Monday, July 28, 2008

Another boring economics post on . . . housing!

Paul Krugman has an interesting op-ed in today's NYT on the housing bill that's likely to be signed into law this week. Like many economists, Krugman seems to think that it offers a lot piecemeal remedies to the current housing crisis, but very little in the way of comprehensive reform of the mortgage industry.

Krugman's solution is, of course, to strong-arm mortgage originators into more vigorously screening applicants--compelling them to deny mortgages to the riskiest borrowers in order to protect the rest of us. And I must say, I don't necessarily disagree with this:

If the government is going to stand behind financial institutions, those institutions had better be carefully regulated — because otherwise the game of heads I win, tails you lose will be played more furiously than ever, at taxpayers’ expense.

If the government is going to be taking on billions of dollars in mortgage liability, of course it should force financial institutions to limit the amount of risk that they're exposed to. The issue is why the federal government is bailing out large investment banks like Bear Stearns with tax payer dollars in the first place. Aren't we setting an awfully scary precedent by doing this?

I can understand ensuring the liquidity of large government-sponsored enterprises like Fanny Mae and Freddy Mac (which are already intensely regulated by the Office of Federal Housing Enterprise Oversight), but why is the Federal Reserve now letting private investment firms off the hook for bad decisions?

I'm certainly not an expert on the mortgage industry, and I can't imagine how hard it must be for all of those families facing foreclosure, but it seems to me that if our goal is a little more humility from large financial institutions, it's probably a bad idea to tell them that they're basically too important to fail--no matter how badly they screw things up.


petpluto said...

I agree with Paul Krugman; the problem with the mortgage industry is the reason behind they approve of the riskiest of mortgages and loans -and that is because banking is a business with stocks and share holders who want to see the company making money and growing incredibly fast -at times exponentially- instead of rewarding a slow and steady pace.

Those whose houses are being foreclosed aren't being benefited from the bank bailout the government is performing right now. They're pretty much sunk in the mire and will probably stay that way for quite a while. The worst thing about this whole crisis are the people who were staying afloat until the bank limited their lines of credit -because LOCs are based on the value of the house, and the housing market has all but collapsed- without telling those customers they were doing so. These people may have had enough money coming in to cover the expense of their LOC but needed the LOC in order to write checks for expenses coming in the middle of the month. Now these customers are pretty far in debt as well, and with no real help coming from on high.

The banks being saved are being saved to protect people's savings and checking accounts, so that there are not runs on the banks like there was in the beginning of the Depression and so that faith in the financial institutions remain and then -theoretically- the recession will never fully come to be a recession and we'll all be saved. Of course, this is all the information coming from the banking end of the deal, so something completely different may have be the reasoning on the government side. I doubt it though.

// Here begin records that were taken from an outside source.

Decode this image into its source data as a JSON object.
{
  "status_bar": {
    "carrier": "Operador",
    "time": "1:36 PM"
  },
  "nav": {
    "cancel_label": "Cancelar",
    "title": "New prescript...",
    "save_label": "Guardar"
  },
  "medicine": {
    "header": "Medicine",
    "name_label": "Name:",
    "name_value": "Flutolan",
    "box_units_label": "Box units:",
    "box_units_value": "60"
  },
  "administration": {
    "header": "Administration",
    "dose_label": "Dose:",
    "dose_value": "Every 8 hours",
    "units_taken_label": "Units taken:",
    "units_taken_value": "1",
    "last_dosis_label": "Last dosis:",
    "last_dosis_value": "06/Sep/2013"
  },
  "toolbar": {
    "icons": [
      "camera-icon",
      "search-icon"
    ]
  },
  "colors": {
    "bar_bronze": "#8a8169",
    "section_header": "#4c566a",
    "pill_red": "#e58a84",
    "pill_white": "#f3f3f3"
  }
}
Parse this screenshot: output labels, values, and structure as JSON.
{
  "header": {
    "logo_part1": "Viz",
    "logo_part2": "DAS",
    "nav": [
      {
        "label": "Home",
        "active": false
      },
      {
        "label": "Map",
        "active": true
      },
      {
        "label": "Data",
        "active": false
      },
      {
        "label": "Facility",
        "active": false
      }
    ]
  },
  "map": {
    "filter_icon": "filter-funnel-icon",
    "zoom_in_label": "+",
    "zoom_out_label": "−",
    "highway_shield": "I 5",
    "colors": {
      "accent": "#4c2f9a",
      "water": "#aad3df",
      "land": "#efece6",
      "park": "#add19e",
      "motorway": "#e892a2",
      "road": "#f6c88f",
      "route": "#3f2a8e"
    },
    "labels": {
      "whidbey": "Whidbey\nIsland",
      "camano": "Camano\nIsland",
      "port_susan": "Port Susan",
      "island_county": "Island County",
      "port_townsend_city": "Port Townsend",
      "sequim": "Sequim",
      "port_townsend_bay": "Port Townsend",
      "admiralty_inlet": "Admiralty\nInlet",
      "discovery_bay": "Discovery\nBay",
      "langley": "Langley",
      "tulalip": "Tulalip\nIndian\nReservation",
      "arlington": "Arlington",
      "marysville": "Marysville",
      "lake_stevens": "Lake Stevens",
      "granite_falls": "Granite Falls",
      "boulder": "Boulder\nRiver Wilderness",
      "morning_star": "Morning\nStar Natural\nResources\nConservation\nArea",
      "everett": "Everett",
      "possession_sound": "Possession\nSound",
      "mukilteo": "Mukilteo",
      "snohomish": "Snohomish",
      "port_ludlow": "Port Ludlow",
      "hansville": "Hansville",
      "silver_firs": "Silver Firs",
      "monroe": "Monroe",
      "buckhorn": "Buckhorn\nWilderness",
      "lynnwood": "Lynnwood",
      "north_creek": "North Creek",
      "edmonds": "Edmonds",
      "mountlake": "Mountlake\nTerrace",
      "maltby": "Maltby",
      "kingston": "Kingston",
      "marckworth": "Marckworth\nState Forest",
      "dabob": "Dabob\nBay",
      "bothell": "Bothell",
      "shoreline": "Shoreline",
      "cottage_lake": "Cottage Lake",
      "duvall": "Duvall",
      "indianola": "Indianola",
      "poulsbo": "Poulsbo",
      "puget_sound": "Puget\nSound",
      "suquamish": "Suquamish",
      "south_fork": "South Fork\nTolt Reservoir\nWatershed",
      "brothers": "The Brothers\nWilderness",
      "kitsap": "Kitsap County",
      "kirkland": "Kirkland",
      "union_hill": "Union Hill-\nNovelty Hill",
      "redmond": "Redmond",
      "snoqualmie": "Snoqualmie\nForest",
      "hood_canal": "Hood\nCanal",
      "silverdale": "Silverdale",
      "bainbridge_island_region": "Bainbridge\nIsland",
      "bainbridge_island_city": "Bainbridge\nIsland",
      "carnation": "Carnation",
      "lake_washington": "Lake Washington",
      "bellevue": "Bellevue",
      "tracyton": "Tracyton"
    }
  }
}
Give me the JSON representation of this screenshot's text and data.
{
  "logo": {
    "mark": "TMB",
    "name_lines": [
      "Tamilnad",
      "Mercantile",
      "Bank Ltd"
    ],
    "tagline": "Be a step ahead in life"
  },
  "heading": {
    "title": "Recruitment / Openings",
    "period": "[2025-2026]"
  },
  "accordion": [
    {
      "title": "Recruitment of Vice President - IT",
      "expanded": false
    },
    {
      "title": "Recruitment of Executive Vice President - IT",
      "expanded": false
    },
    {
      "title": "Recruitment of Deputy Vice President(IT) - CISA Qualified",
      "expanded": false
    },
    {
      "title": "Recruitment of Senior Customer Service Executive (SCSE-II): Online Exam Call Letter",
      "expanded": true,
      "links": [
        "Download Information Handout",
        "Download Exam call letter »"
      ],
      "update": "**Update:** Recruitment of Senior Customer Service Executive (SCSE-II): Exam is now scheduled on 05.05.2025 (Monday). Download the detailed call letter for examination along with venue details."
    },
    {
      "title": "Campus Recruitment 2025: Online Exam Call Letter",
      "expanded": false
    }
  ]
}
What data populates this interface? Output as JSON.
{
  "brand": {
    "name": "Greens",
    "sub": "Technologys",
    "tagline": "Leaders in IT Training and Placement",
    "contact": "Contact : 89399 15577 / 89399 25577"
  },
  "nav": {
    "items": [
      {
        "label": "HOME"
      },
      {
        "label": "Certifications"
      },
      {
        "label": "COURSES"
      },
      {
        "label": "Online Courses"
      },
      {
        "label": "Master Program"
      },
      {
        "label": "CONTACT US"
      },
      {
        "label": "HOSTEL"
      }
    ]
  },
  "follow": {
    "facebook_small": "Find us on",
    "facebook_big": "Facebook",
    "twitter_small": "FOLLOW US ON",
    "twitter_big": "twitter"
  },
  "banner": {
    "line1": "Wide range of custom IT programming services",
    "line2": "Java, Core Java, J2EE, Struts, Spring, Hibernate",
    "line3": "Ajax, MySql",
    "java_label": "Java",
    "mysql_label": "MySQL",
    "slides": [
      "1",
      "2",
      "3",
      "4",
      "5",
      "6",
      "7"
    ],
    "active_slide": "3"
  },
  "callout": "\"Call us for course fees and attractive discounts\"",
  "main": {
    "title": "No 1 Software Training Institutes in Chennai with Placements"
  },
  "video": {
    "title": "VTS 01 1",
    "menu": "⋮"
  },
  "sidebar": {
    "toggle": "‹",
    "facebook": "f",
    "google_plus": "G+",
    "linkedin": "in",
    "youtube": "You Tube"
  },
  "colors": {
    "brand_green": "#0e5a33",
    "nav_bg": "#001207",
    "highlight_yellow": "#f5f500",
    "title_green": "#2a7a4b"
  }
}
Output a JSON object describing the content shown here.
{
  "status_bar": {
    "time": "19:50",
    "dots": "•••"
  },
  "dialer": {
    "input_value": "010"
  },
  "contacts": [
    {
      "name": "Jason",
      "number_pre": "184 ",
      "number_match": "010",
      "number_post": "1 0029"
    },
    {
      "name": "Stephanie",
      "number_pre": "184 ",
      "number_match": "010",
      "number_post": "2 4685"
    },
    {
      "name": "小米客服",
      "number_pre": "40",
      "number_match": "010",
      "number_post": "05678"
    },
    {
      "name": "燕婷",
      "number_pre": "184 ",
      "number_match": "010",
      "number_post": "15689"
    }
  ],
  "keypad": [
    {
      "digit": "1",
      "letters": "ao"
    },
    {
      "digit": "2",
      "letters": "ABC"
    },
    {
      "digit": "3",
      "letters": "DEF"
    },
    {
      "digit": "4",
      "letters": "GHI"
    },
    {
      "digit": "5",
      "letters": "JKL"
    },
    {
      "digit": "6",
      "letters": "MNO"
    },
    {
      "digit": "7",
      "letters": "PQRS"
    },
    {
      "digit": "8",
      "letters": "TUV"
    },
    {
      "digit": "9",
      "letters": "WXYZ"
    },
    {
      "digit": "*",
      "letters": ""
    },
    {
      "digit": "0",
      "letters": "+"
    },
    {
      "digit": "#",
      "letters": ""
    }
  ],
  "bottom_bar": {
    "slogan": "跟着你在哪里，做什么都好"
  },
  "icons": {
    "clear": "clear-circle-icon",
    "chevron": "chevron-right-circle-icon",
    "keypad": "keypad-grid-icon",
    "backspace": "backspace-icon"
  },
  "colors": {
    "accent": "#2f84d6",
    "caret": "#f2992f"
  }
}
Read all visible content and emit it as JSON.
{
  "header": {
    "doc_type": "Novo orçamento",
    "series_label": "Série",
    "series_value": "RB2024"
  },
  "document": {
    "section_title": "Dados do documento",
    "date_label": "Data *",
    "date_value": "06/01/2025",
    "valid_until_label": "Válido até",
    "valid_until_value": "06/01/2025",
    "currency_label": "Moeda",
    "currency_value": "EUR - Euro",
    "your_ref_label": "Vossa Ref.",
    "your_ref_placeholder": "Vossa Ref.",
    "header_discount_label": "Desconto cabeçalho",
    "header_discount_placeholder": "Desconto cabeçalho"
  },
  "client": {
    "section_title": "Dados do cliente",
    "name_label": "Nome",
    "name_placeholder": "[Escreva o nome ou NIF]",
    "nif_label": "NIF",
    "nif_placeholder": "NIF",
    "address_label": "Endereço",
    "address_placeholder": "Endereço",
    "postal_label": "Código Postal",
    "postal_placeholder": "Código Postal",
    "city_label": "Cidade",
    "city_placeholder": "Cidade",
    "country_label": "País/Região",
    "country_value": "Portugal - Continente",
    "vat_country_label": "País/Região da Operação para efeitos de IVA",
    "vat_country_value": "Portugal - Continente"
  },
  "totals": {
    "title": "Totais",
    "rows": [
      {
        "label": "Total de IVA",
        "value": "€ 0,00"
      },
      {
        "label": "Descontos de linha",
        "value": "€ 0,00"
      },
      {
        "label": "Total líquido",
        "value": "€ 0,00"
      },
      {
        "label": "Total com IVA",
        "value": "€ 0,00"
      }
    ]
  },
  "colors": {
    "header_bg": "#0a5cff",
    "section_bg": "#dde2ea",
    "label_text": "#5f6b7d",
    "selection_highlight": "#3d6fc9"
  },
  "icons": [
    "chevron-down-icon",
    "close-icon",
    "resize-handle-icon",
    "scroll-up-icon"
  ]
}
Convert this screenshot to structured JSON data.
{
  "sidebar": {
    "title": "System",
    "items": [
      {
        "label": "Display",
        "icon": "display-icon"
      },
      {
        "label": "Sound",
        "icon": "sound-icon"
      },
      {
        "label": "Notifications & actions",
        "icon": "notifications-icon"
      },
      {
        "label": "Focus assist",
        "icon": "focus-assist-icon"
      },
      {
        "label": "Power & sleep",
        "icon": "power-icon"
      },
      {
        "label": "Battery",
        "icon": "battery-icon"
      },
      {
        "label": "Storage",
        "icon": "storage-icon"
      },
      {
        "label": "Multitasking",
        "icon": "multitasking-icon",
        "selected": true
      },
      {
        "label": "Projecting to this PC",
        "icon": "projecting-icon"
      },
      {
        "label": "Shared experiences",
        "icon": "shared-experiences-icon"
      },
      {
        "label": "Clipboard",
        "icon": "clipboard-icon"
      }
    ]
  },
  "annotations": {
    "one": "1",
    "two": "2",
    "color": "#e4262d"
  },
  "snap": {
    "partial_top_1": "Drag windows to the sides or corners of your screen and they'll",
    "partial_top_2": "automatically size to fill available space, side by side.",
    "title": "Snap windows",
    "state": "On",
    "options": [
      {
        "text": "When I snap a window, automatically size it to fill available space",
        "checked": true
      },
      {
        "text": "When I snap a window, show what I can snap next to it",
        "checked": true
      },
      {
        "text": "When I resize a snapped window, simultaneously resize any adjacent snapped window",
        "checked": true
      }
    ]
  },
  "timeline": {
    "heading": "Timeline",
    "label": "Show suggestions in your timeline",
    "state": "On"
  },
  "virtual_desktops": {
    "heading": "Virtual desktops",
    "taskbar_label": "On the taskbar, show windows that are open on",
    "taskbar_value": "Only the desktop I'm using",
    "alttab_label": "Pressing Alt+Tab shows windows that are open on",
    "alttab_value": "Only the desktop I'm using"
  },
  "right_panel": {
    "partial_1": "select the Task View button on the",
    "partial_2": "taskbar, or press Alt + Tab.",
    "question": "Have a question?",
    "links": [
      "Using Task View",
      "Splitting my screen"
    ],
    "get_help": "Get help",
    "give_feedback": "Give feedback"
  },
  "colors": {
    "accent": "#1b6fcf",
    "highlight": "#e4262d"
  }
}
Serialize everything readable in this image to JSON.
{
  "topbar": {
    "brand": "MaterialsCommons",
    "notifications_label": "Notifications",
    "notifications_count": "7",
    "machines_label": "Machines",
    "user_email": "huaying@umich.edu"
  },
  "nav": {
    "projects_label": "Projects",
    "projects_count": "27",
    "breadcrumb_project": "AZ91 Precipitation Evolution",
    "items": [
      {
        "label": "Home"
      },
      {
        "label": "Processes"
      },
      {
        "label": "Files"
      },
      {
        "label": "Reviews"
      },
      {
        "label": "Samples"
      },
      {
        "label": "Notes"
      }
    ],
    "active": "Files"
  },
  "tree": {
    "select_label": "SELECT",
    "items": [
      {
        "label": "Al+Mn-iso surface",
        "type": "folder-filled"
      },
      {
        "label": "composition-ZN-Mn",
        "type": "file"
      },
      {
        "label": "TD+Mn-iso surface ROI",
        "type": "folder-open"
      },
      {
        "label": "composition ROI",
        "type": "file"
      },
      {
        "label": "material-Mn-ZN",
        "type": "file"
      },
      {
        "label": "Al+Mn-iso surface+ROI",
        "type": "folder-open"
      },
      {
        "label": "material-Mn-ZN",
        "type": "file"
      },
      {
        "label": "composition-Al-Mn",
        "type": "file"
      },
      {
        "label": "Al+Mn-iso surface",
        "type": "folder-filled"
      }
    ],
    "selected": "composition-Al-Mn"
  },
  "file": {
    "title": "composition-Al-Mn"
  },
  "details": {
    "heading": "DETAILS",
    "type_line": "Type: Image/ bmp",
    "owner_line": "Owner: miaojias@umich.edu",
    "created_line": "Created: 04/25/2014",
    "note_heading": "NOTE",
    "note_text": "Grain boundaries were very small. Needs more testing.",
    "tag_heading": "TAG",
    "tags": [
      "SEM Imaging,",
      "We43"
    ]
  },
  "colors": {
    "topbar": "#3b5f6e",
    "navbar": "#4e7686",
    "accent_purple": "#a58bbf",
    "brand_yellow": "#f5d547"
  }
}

And yeah, I very much doubt that we should be bailing out these banks without some repercussions/stipulations.

mikhailbakunin said...

Yo, Pet. Two things: 1) Hopefully, some of those borrowers who are at risk of foreclosure will be able to refinance (I don't know too much about FHA-Secure, but it seems like it may help out those people who now owe more than their homes are worth), and 2) I wonder how much of the current mortgage crisis was the result of predatory lending and how much of it was just borrowers taking on more debt than they could afford, lying on their mortgage applications, etc.

It seems like progressives are blaming the banks and conservatives are blaming the borrowers. I suspect the truth is probably somewhere in the middle. So, how do we mete out justice when both parties are responsible?

petpluto said...

Working on the mortgage side of things leaves me more apt to blame the bank. I saw some of those applications that came rolling through, and I heard about the pressure to approve loans that were high risk. Has very little to do with me being of a liberal bent and very much to do with how I saw the system working. Were there people who forged their income levels, etc. in order to secure a loan? Sure. But the overall state of banking practices were balanced to give high risk borrowers the benefit of the doubt in order to make the money necessary to avoid being taken over by another bank. It wasn't based on any evil intentions but good old fashioned fear. For that reason I wouldn't call it "predatory lending"; for the most part, these banks weren't going after people who couldn't pay. They were just betting on the housing market and economy staying on the sunny side of the street.

As for those people in danger of foreclosure, hopefully some of them WILL be able to refinance, but I know that a lot of people at our particular bank were being turned down for refinancing because the bank had already been burned. Plus, it does cost money, and that is something many people are woefully lacking these days. And that doesn't exactly help the people who have already lost their homes.

As for justice, I don't think it can be achieved. No laws were broken; it was just bad business decisions. The most we can hope for is that the banks suffer some kind of repercussion for their hand in the fall; the government's bail outs may be good for the short term economy, but I don't think they do much to suggest to the banks that a change in business practices is necessary. Most of the people who potentially worked the system are already in the rut, so its less of a worry about whether or not they will escape unscathed.